And that’s the greatest disappointment.
This interview with Watcher has set the WoW social universe on its ear.
The first big bombshell is his statement that Flight will not only not be back in 6.2, but may quite possibly not reappear in-game ever again, going forward.
I am mixed on this. I’m pretty much in favor of this because of the way that flight disrupts the quest design mechanics, but I want to state for the record that if Blizz had designed the quests with flight in mind in the first place, this wouldn’t be a problem.
Let’s consider the example that Watcher gave: without flight, you have to “fight your way to the NPC you’re rescuing” to complete the quest, but with flight you can “just fly over there, land on the hut he’s in, and you’re done.” And: agreed, that’s a lousy thing.
But why aren’t there flying Mobs around the hut? This is a design failure in the quest, not a problem with flight per se. But, since Blizzard is apparently incapable of grasping that simple concept and fixing the problem, the simpler solution is just to ground everyone.
The quest designers done screwed up, so everyone has to get out of the pool.
And now, a moment of gloating.
Watcher confirms that 6.2 is not the final patch for this expansion. There have been a number of intensely strident people swarzing up and down that this was the final content patch for Warlords, despite the fact that they had not a single fact to support this. I have set aside a vat to collect their delicious tears, and have set aside an area for them to furiously backpedal without endangering innocent lives. Because, sure as Moira’s got an agenda, these people will be claiming they said no such thing as soon as they can, as often as is legal in their home state and/or country, and and as loudly as local noise ordinances allow.
Let’s say this all together once again: MMO-Champion is not the gold standard of Blizzard predictions. They got it right exactly ONCE (Cata), and ever since then, Blizz has alternatively bought their silence with access bribes, or fed them misinformation. Reddit isn’t a lot better, but at least there you don’t have a central point of failure like you do with MMO-C.
Honestly, the louder and more strident they are, the less likely they are to be right.
I myself haven’t made much in the way of predictions in this regard other than to express extreme doubts that 6.2 was the final patch. For a number of reasons.
- Two patches is atypical for Blizzard’s history. Three to four is the general rule of thumb.
- The story that I’ve been able to discern so far doesn’t really seem to be end-gamish.
- e.g. I strongly suspect there’s a real WTF moment in our future, either at the end of 6.2 or in a future patch.

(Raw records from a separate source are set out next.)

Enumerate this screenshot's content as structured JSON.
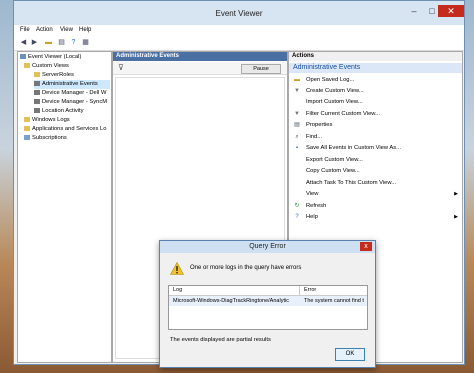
{
  "window": {
    "title": "Event Viewer",
    "minimize": "–",
    "maximize": "□",
    "close": "✕"
  },
  "menu": [
    "File",
    "Action",
    "View",
    "Help"
  ],
  "tree": {
    "root": "Event Viewer (Local)",
    "custom_views": "Custom Views",
    "server_roles": "ServerRoles",
    "admin_events": "Administrative Events",
    "device_dell": "Device Manager - Dell W",
    "device_sync": "Device Manager - SyncM",
    "location": "Location Activity",
    "windows_logs": "Windows Logs",
    "app_services": "Applications and Services Lo",
    "subscriptions": "Subscriptions"
  },
  "middle": {
    "header": "Administrative Events",
    "pause": "Pause"
  },
  "actions": {
    "header": "Actions",
    "section": "Administrative Events",
    "items": [
      "Open Saved Log...",
      "Create Custom View...",
      "Import Custom View...",
      "Filter Current Custom View...",
      "Properties",
      "Find...",
      "Save All Events in Custom View As...",
      "Export Custom View...",
      "Copy Custom View...",
      "Attach Task To This Custom View...",
      "View",
      "Refresh",
      "Help"
    ]
  },
  "dialog": {
    "title": "Query Error",
    "close": "x",
    "message": "One or more logs in the query have errors",
    "col_log": "Log",
    "col_error": "Error",
    "row_log": "Microsoft-Windows-DiagTrackRingtone/Analytic",
    "row_error": "The system cannot find t",
    "partial": "The events displayed are partial results",
    "ok": "OK"
  },
  "colors": {
    "accent": "#4a6fa3",
    "close_red": "#c42b1c",
    "section_blue": "#1a4fa0"
  }
}
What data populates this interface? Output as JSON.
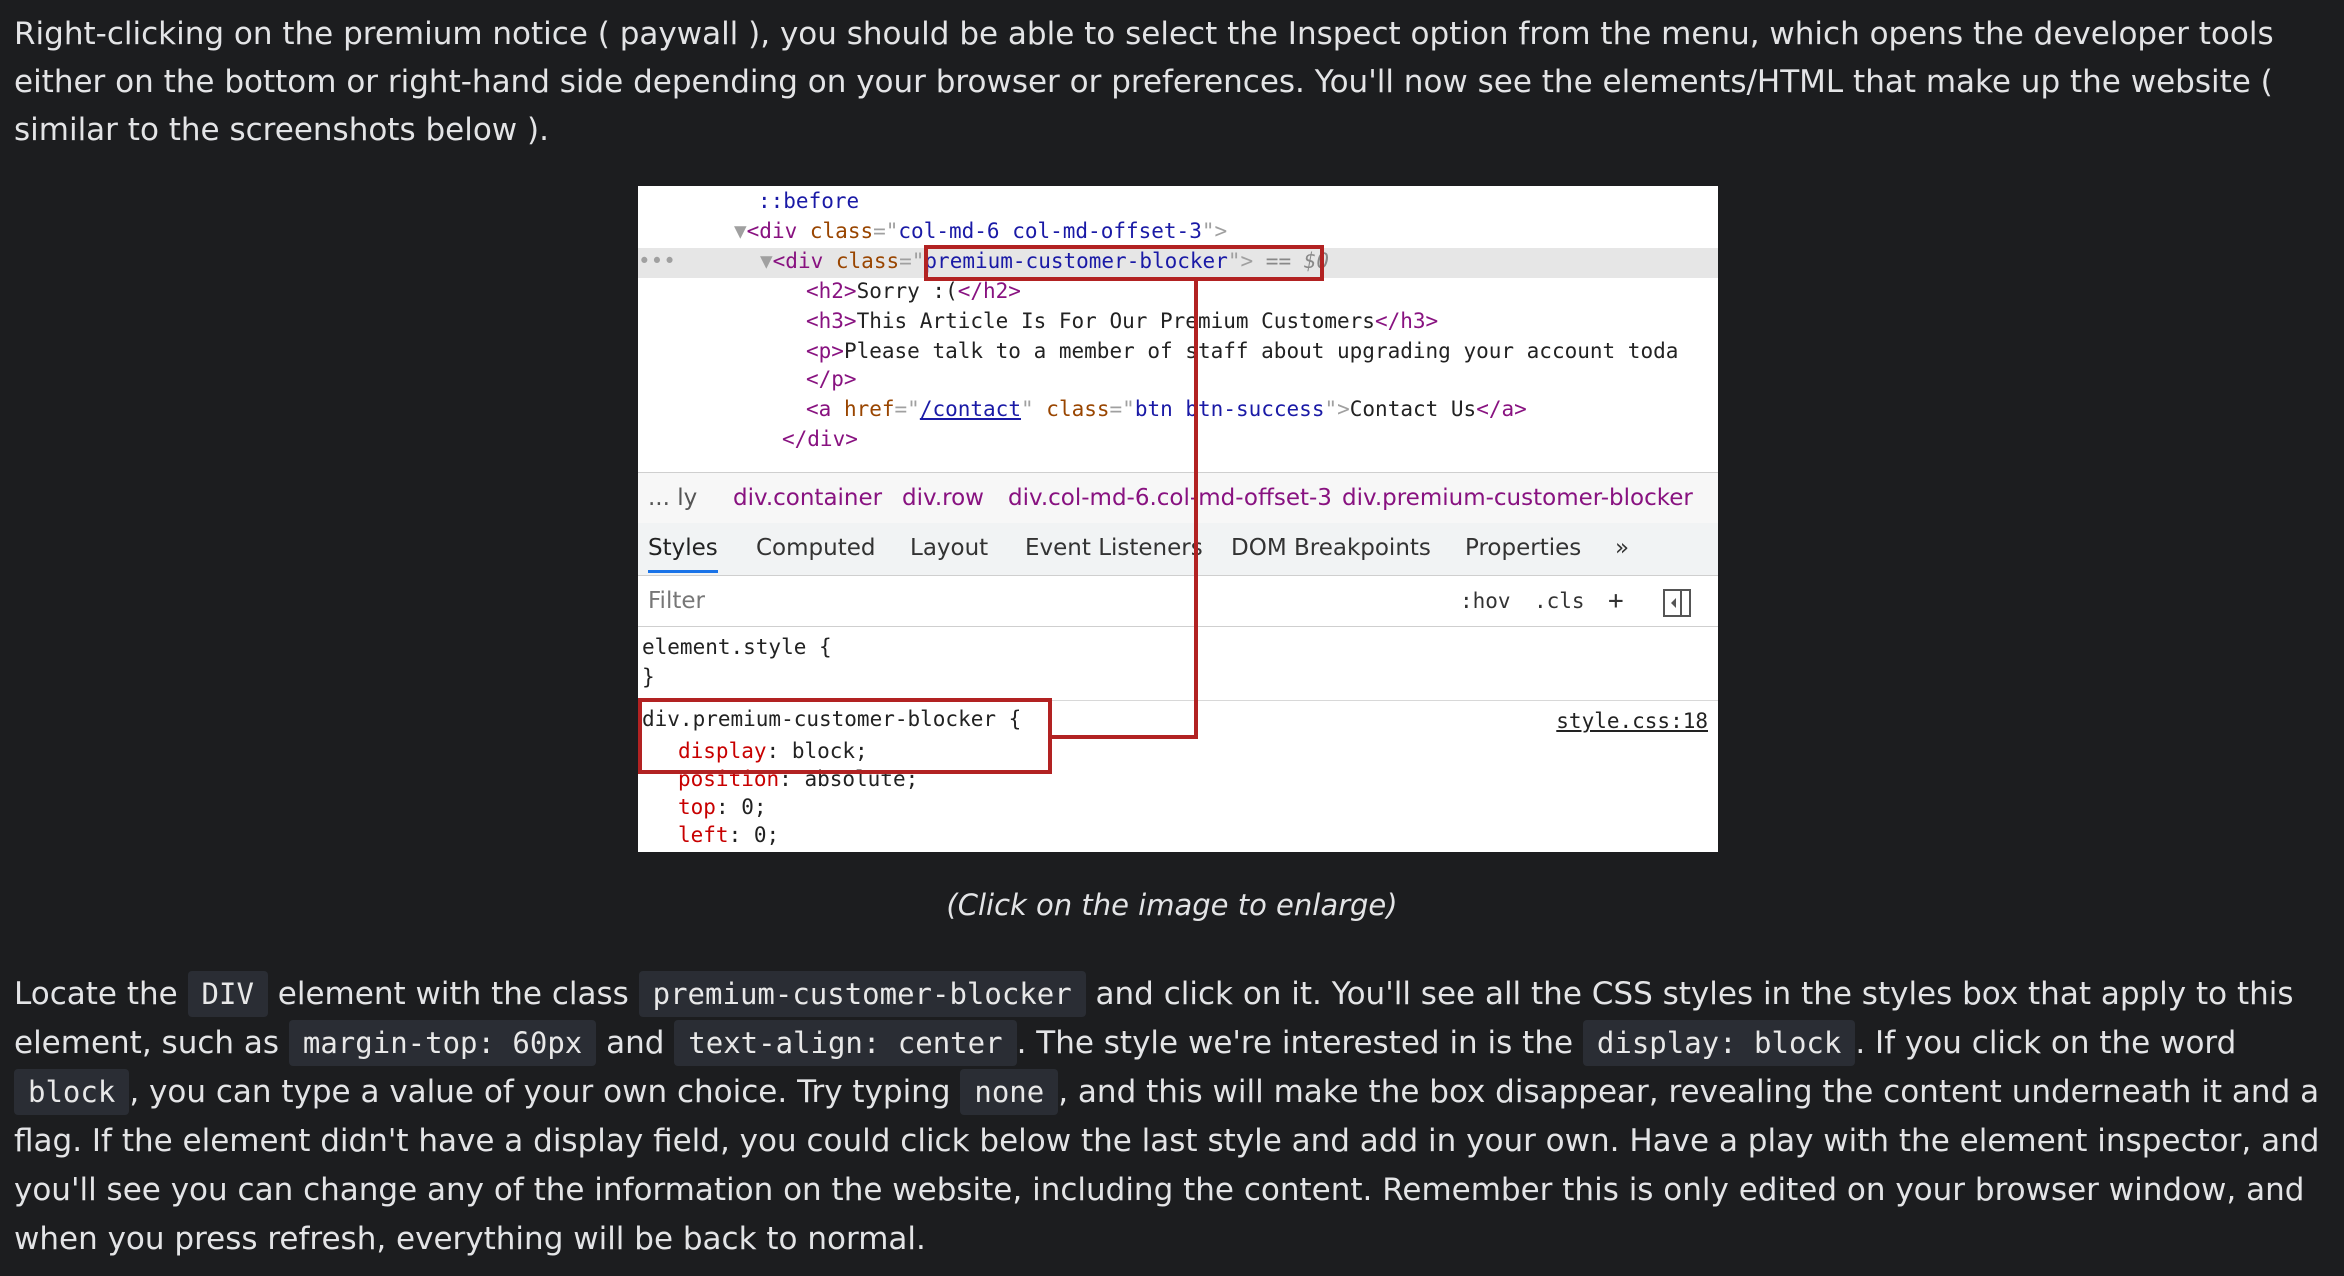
{
  "intro": {
    "text": "Right-clicking on the premium notice ( paywall ), you should be able to select the Inspect option from the menu, which opens the developer tools either on the bottom or right-hand side depending on your browser or preferences. You'll now see the elements/HTML that make up the website ( similar to the screenshots below )."
  },
  "screenshot": {
    "dom": {
      "before": "::before",
      "div1_class": "col-md-6 col-md-offset-3",
      "div2_class": "premium-customer-blocker",
      "eq": "== $0",
      "h2": "Sorry :(",
      "h3": "This Article Is For Our Premium Customers",
      "p": "Please talk to a member of staff about upgrading your account toda",
      "a_href": "/contact",
      "a_class": "btn btn-success",
      "a_text": "Contact Us"
    },
    "breadcrumbs": [
      "... ly",
      "div.container",
      "div.row",
      "div.col-md-6.col-md-offset-3",
      "div.premium-customer-blocker"
    ],
    "tabs": [
      "Styles",
      "Computed",
      "Layout",
      "Event Listeners",
      "DOM Breakpoints",
      "Properties",
      "»"
    ],
    "filter": {
      "placeholder": "Filter",
      "hov": ":hov",
      "cls": ".cls",
      "plus": "+"
    },
    "styles": {
      "element_style": "element.style {",
      "close": "}",
      "selector": "div.premium-customer-blocker {",
      "source": "style.css:18",
      "declarations": [
        {
          "prop": "display",
          "value": "block;"
        },
        {
          "prop": "position",
          "value": "absolute;"
        },
        {
          "prop": "top",
          "value": "0;"
        },
        {
          "prop": "left",
          "value": "0;"
        }
      ]
    }
  },
  "caption": "(Click on the image to enlarge)",
  "body": {
    "t1": "Locate the ",
    "c1": "DIV",
    "t2": " element with the class ",
    "c2": "premium-customer-blocker",
    "t3": " and click on it. You'll see all the CSS styles in the styles box that apply to this element, such as ",
    "c3": "margin-top: 60px",
    "t4": " and ",
    "c4": "text-align: center",
    "t5": ". The style we're interested in is the ",
    "c5": "display: block",
    "t6": ". If you click on the word ",
    "c6": "block",
    "t7": ", you can type a value of your own choice. Try typing ",
    "c7": "none",
    "t8": ", and this will make the box disappear, revealing the content underneath it and a flag. If the element didn't have a display field, you could click below the last style and add in your own. Have a play with the element inspector, and you'll see you can change any of the information on the website, including the content. Remember this is only edited on your browser window, and when you press refresh, everything will be back to normal."
  }
}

- I don’t see the ultimate end-of-expansion time-waster-zone that we’ve seen in every expansion including BC (e.g. Money Island / Tournament / Firelands / Timeless Isle). Until they roll out that zone – which, you realize, will be yet another new and innovative way to while a way the post-expansion blues! – we’re not looking at the final patch.
As I have proven to myself a number of times, predictions are a tricky thing. Smart people will couch these guesses as guesses and not FACT (actual quote). There’s nothing wrong with speculation as long as it’s presented as such. But stating categorically with great authority on these topics is just silly.
Unfortunately, these people won’t learn, probably. They’ll just get shriller, louder, and more frantically self-defensive as this unwinds. I’m not sure what the point of all this is – some weird form of territorial marking or something – but it’s lead to some serious paring of my social media feeds, let me tell you.
But I’m more interested in where this is going, lore-wise.
It’ll be interesting to see if the Grommash / Guldan story resolves this patch, or if it gets marched out to the next one. I personally don’t think one zone and one raid is enough to include that and Archimonde, too. I’m interested to see what they do with that, too, and whether we get to see Kil’jaeden as well. And will this all end in tears as Draenor Renewed gets blown up again?
All I know is that we are free of the tyranny of prophecy once again.
No fate but what we make for ourselves.